—Crafton Student turned Yale Student
Kaylia Carroll grew up with parents who struggled with substance abuse and housing instability, which led to her experiencing homelessness. After connecting with YouthHope, a local non-profit organization the supports homeless youth, Kaylia was able to enroll at a local continuation high school and receive a diploma. She continued her education at Crafton Hills College. Among her early classes was a philosophy class that she loved, and which started her thinking critically about issues she herself had faced and wanted to advocate for: unhoused populations, LGBTQ populations, and those who use substances.
After successful completing about half of the credits required for graduation at Crafton, Kaylia connected with the College Honors Institute. Her first Honors class was Biological Anthropology. Talking to career counselors and spending time in the Honors lounge helped her to forge a path to accomplish her next steps in her educational journey. In her last two semesters at Crafton, she completed all the requirements for the Honors program, graduating with a 3.7 GPA.
Kaylia was accepted by UC Berkeley for transfer, where she initially majored in philosophy but then changed her major to anthropology. While there, she worked in a lab apprenticeship and got involved in the community, volunteering in several local organizations, particularly those focused on “harm reduction” (a range of public health policies and actions designed to lessen the negative social and/or physical consequences associated with substance use). She wrote a paper on how media portrays the unhoused community and how these portrayals influence policies that are harmful to unhoused individuals, which influenced her desire to go into public health.

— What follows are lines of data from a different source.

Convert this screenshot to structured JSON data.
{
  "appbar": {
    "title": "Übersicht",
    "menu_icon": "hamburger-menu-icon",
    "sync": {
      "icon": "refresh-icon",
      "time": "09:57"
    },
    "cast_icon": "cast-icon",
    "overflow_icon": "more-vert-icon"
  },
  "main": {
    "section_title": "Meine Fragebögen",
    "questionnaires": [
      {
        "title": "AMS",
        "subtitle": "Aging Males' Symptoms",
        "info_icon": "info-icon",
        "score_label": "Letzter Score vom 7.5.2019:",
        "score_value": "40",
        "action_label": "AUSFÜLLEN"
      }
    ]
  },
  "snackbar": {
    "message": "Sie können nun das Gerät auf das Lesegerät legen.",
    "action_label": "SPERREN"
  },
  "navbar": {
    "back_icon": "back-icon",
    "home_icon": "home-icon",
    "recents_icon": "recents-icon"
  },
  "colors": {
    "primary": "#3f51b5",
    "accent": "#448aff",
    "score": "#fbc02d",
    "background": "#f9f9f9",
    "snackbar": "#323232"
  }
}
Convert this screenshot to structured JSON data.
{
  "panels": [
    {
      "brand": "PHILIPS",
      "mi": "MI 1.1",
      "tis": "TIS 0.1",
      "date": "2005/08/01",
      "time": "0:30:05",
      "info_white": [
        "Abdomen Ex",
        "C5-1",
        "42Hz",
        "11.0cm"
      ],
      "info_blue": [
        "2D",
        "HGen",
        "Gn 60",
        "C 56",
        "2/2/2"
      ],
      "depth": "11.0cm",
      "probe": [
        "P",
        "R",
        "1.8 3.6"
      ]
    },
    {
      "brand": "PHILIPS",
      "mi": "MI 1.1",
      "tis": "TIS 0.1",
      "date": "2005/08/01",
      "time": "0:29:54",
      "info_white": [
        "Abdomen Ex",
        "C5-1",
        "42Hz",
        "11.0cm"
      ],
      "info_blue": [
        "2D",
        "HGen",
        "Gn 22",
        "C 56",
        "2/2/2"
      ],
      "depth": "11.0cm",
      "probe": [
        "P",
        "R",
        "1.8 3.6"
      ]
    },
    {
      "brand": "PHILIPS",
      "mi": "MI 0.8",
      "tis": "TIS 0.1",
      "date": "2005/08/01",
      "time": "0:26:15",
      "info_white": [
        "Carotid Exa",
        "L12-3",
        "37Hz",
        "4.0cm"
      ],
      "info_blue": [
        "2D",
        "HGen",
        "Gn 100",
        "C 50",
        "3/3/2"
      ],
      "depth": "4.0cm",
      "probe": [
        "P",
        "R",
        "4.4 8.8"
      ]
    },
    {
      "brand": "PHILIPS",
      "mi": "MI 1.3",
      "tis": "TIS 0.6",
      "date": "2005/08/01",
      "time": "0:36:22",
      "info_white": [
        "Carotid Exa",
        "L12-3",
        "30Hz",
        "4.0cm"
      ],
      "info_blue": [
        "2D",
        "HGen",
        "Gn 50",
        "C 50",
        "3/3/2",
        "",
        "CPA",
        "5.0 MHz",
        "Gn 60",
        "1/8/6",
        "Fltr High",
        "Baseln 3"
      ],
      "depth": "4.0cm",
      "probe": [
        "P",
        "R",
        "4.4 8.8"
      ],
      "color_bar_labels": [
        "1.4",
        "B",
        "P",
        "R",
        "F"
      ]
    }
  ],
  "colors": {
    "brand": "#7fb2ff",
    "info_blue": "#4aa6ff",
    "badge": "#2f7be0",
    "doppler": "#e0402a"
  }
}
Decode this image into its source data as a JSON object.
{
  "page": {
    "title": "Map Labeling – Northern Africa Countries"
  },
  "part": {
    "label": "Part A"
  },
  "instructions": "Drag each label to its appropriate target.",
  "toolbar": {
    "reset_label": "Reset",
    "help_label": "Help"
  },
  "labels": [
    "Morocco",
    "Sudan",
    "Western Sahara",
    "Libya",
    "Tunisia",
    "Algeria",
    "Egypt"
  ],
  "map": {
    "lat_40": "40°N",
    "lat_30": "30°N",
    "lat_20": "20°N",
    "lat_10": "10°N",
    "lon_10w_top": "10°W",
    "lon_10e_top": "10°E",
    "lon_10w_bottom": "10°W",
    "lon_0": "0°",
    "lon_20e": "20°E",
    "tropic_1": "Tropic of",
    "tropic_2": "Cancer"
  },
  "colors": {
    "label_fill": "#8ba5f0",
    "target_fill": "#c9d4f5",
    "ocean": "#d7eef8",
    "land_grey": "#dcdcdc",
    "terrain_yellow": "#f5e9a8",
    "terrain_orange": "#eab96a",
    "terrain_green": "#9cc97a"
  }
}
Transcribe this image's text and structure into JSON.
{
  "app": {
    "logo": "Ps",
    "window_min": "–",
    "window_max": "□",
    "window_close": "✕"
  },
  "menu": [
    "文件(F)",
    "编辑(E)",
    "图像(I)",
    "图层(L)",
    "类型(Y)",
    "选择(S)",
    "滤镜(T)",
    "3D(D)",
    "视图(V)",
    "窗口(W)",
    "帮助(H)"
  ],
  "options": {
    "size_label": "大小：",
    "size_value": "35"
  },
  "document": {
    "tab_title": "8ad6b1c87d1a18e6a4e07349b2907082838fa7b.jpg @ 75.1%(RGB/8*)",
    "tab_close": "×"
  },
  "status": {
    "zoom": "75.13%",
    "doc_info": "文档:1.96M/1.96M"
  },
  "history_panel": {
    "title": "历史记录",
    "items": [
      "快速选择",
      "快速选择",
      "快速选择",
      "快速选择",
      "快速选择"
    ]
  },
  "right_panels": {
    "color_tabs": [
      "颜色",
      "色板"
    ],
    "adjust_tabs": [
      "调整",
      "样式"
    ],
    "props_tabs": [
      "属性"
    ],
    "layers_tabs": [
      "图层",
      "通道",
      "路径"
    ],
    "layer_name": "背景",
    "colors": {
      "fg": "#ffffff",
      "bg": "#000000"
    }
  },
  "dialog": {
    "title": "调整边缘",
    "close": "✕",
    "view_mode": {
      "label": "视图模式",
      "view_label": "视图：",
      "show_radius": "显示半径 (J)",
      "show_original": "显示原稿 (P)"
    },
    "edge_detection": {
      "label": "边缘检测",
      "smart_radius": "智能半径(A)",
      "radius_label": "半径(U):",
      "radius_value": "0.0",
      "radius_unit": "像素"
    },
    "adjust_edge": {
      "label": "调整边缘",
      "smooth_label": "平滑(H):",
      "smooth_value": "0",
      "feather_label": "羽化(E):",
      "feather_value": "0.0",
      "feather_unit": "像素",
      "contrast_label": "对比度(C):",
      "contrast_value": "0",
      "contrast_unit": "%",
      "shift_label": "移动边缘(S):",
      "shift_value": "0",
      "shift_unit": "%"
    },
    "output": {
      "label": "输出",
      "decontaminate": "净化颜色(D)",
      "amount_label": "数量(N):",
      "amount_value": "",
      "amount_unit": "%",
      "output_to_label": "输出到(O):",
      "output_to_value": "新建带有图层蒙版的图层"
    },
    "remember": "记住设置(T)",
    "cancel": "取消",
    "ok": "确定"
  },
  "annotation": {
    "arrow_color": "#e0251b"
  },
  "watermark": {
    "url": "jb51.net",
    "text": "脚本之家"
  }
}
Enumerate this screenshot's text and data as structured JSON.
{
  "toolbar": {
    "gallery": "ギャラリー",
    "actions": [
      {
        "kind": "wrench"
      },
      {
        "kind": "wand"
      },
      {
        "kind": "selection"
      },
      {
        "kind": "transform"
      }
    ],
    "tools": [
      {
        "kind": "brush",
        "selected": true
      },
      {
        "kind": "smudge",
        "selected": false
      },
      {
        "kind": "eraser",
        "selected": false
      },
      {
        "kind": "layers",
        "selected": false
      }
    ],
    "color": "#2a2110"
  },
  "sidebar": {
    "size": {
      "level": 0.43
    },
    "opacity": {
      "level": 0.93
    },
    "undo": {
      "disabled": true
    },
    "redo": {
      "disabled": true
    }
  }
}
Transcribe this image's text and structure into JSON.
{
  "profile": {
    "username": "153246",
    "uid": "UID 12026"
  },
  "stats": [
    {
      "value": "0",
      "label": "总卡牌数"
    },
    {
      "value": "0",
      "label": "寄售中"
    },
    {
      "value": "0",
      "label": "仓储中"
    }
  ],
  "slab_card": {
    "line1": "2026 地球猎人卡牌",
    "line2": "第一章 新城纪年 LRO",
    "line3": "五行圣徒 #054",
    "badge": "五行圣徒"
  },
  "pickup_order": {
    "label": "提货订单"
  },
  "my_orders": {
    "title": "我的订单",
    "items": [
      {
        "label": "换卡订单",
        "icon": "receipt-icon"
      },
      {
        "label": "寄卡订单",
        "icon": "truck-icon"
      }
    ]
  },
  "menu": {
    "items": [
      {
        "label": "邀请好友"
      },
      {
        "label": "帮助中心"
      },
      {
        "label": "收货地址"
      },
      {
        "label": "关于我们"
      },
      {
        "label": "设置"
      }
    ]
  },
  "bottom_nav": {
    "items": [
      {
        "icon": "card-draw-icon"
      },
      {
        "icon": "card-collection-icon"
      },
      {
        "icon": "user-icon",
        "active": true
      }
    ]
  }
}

Kaylia is now in her second year in the Master of Public Health program at Yale University. Her focus is in the Social and Behavioral Sciences with a concentration in US Health Justice. She is currently working on research into the intersection of the unhoused, those who participate in sex work, LGBTQ, and substance user populations. She plans to return to the Bay Area in California, where she would like to be involved in public health research.